An article in The New York Times over the weekend gave a frightening account of the ongoing severe drought across California that is now threatening the state’s water supply.

As farmers, ranchers and homeowners brace for what could be the state’s worst drought in 500 years, The NYT reports that the snowpack in the Sierra Nevada, which supplies much of California with water during the dry season, was at just 12 percent of normal last week, reflecting the lack of rain or snow in December and January.

The NYT quotes Tim Quinn, executive director of the Association of California Water Agencies, saying:

We are talking historical drought conditions, no supplies of water in many parts of the state. My industry’s job is to try to make sure that these kind of things never happen. And they are happening.”

The latest U.S. Drought Monitor, published last Thursday, put 9 percent of the state of California into “Exceptional Drought” – the worst possible category of drought. According to Dr. Jeff Masters’ WunderBlog this is the first time since the Drought Monitor product began in 2000 that a portion of California was put into “Exceptional Drought.”

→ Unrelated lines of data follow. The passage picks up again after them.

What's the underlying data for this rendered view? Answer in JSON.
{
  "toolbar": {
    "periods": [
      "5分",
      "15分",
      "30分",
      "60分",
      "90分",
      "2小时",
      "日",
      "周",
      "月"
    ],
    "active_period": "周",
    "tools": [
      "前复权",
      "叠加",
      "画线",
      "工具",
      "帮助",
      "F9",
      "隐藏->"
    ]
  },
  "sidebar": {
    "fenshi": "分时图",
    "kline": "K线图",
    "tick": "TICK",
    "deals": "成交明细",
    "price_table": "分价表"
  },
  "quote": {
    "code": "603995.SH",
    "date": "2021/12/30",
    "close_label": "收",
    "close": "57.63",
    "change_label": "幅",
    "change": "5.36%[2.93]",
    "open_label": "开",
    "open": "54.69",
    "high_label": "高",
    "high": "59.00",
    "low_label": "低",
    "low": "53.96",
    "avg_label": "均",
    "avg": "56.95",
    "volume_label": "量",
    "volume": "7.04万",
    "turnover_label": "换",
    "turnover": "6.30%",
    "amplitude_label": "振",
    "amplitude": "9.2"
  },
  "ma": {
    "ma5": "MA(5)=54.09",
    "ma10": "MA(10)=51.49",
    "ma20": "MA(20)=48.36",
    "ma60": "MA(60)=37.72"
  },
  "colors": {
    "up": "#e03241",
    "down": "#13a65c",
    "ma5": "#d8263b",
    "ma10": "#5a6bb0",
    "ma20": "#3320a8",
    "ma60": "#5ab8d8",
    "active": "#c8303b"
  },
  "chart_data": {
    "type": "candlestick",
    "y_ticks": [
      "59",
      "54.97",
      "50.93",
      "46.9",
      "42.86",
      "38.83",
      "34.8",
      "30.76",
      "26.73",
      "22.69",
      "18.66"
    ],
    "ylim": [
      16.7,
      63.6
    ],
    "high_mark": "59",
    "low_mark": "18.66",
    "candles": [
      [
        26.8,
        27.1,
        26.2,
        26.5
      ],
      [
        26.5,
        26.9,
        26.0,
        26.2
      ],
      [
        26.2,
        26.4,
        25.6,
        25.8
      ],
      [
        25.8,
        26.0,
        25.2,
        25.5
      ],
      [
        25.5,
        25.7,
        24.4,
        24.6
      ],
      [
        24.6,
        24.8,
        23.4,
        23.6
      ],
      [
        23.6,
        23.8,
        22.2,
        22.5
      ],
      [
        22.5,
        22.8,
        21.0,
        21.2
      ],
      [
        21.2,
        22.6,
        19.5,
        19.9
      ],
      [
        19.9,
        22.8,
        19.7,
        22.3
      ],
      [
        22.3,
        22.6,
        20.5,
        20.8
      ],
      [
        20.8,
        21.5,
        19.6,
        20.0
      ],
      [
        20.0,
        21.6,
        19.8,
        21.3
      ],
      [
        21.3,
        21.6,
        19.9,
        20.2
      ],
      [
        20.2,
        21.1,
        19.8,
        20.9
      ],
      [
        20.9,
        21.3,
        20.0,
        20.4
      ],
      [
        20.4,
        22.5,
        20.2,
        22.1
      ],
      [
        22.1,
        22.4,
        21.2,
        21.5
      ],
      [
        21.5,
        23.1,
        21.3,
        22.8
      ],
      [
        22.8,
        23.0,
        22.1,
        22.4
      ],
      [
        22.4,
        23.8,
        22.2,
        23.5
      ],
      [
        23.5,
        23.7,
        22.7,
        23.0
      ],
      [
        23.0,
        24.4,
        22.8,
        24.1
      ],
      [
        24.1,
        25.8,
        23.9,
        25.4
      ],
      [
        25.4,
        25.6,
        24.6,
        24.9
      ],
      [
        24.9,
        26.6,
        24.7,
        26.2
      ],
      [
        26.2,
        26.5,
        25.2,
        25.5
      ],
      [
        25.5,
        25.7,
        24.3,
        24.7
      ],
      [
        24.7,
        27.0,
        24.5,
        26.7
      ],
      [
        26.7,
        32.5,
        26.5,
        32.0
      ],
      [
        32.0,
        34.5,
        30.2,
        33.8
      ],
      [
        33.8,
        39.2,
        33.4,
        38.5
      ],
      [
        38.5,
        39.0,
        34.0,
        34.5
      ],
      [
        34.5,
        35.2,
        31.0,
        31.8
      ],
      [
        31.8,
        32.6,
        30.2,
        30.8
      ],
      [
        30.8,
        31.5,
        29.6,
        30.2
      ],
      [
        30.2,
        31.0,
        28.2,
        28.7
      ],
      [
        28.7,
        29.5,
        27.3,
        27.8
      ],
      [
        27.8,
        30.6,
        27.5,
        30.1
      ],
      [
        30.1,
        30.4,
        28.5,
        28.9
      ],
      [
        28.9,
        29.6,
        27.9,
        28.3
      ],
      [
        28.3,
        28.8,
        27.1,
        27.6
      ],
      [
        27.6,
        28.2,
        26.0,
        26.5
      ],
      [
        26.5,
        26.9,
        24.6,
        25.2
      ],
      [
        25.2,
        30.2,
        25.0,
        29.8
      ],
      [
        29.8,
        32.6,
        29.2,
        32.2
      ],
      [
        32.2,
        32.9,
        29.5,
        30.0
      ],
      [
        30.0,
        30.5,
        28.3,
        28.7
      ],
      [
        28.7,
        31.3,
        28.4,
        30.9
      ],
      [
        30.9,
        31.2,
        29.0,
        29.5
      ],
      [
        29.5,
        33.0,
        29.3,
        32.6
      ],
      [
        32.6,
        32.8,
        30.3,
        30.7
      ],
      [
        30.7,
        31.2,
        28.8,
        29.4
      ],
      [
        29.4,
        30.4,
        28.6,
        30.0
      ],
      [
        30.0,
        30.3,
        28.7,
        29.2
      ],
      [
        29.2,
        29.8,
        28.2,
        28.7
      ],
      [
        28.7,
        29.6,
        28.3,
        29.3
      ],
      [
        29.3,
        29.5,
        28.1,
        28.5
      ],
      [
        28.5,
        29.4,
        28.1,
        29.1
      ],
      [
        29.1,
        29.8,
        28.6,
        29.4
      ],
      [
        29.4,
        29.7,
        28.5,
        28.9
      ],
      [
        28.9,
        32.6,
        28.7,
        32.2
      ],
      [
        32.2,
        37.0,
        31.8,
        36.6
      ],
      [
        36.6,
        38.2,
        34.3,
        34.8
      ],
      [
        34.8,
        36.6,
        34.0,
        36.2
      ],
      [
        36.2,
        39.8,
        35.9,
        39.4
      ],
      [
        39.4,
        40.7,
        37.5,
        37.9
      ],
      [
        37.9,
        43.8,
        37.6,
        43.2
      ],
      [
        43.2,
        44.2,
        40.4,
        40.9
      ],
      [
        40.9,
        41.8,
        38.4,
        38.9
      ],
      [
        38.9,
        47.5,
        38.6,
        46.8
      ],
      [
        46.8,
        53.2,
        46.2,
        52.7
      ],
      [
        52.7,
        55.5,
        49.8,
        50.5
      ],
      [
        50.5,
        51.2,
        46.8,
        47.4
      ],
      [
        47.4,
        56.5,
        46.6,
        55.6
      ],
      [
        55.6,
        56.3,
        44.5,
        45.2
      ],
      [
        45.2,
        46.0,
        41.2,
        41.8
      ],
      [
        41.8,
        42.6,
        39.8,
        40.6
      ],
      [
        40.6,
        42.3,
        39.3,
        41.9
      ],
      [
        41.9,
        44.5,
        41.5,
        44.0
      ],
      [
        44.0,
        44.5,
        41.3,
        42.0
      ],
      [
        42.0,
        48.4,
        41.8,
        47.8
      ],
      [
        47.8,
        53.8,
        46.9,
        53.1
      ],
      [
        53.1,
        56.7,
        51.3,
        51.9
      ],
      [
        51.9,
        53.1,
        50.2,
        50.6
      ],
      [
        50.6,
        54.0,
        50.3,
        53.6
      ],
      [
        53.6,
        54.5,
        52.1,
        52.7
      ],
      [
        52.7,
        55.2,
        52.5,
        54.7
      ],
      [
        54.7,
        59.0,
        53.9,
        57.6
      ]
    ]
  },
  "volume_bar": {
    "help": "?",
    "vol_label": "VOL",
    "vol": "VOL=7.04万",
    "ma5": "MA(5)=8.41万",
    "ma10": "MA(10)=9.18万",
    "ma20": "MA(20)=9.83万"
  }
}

Meanwhile, parts of the state experiencing “Extreme Drought,” the second worst category of drought, increased to 67 percent.

The U.S. Drought Monitor notes that a few of the impacts within the “Exceptional Drought” areas include fallowing of land, wells running dry, municipalities considering drilling deeper wells, and little to no rangeland grasses for cattle to graze on, prompting significant livestock sell off.

Over at Slate.com Eric Holthaus says that puts the current California drought on par with recent major droughts in Texas (2010-11) and the Midwest (2012), both of which were multibillion-dollar disasters.

For insurers, droughts can be costly too. According to analysis by Munich Re, drought in various parts of the U.S. in 2012 caused $15 billion to $17 billion in insured losses, making it the second costliest disaster after Hurricane Sandy.

Check out I.I.I. information on crop insurance.